It’s the weekend as I write this. If you are like so many others, you are cramming in a week of errands and household tasks into two short days. And when you go back to work on Monday, you begin already frazzled since you had little or no time to relax.
School librarians continually comment on how overwhelmed they are. Teachers are saying the same thing. Common Core and more responsibilities, more students in a class, and unclear new methods evaluation combine to keep you off balance, constantly shifting from one thing to the next. We aren’t alone. People in many other careers are feeling the same way. Information overload is part of it. We are connected nearly 24/7 and most of us want the connections. We Tweet, Post, check apps whenever we have a “free” moment.
Two weeks ago, my blog was on Time Management. I am skilled at it, but as with everything else in my life, I am not perfect. The past few days have been something of test under fire. I am teaching an online course and we are at capacity for students. Of course, my schedule had been filled before the course with my normal work.
I realized I was beginning to feel overwhelmed. Recognizing it was great because then I could begin to deal with it. First, I looked at what had to get done then determined which tasks were an immediate priority and which could be handled later.

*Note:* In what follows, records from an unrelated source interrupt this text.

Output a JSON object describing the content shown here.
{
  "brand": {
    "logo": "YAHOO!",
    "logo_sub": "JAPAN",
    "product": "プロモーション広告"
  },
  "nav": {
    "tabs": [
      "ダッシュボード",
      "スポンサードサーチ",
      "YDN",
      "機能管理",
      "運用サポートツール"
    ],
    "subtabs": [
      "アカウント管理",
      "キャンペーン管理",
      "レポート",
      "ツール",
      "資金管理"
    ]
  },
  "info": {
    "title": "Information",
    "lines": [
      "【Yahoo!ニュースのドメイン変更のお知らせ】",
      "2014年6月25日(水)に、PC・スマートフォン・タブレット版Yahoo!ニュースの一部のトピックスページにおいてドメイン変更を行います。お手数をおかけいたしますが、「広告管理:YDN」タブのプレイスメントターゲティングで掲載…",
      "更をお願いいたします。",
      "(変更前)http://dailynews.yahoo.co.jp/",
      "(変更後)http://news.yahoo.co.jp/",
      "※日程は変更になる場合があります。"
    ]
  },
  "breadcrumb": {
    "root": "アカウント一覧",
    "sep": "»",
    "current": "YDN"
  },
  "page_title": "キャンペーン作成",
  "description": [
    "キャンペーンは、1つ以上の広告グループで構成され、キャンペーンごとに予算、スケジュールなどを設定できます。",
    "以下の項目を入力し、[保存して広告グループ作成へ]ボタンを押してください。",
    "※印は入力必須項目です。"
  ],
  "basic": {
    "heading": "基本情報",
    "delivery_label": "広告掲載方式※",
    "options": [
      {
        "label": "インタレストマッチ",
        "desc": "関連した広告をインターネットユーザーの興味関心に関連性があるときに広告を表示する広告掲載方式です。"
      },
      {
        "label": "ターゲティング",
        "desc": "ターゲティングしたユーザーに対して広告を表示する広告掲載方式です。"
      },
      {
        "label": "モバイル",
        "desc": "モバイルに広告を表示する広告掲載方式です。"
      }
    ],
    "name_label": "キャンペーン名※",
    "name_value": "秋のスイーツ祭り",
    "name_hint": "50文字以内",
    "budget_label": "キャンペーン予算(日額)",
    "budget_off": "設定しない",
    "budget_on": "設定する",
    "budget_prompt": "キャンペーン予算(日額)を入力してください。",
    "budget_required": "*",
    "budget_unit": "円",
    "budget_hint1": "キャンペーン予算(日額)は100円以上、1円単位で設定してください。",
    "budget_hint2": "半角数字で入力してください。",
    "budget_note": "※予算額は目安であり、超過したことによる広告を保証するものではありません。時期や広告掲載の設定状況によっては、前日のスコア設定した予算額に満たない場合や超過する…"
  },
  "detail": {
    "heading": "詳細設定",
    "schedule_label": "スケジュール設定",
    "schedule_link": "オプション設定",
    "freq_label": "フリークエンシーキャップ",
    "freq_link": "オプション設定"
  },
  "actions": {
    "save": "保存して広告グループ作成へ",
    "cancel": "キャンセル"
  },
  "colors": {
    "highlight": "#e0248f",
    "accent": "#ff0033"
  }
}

There was a lot to do, but it was definitely manageable.
I also remembered what for me was a key lesson in Peter Bregman’s 18 Minutes: Find Your Focus, Master Distraction, and Get the Right Things Done. It was to step back and take time away from the tasks. No matter how crowded my day is, I walk. If I go to the gym in the morning, I take a long walk (40-60 minutes) in the afternoon. If I don’t go to the gym, I add in a 20 minute walk to replace it. I already have a plan to be able to get my walks in when the weather gets bad. It clears my head, allows me to think or let my mind wander. I return refreshed and am more productive than if I chained myself to the computer without a break.
And always, family and friends take precedence. I have lunches with friends. I stop what I am doing when family members come over. I enjoy the gifts I have in my life. Work will wait. And as I said two weeks ago, “everything will get done, it always does.”
What do you do to manage your moments (days, weeks, months) of overwhelm?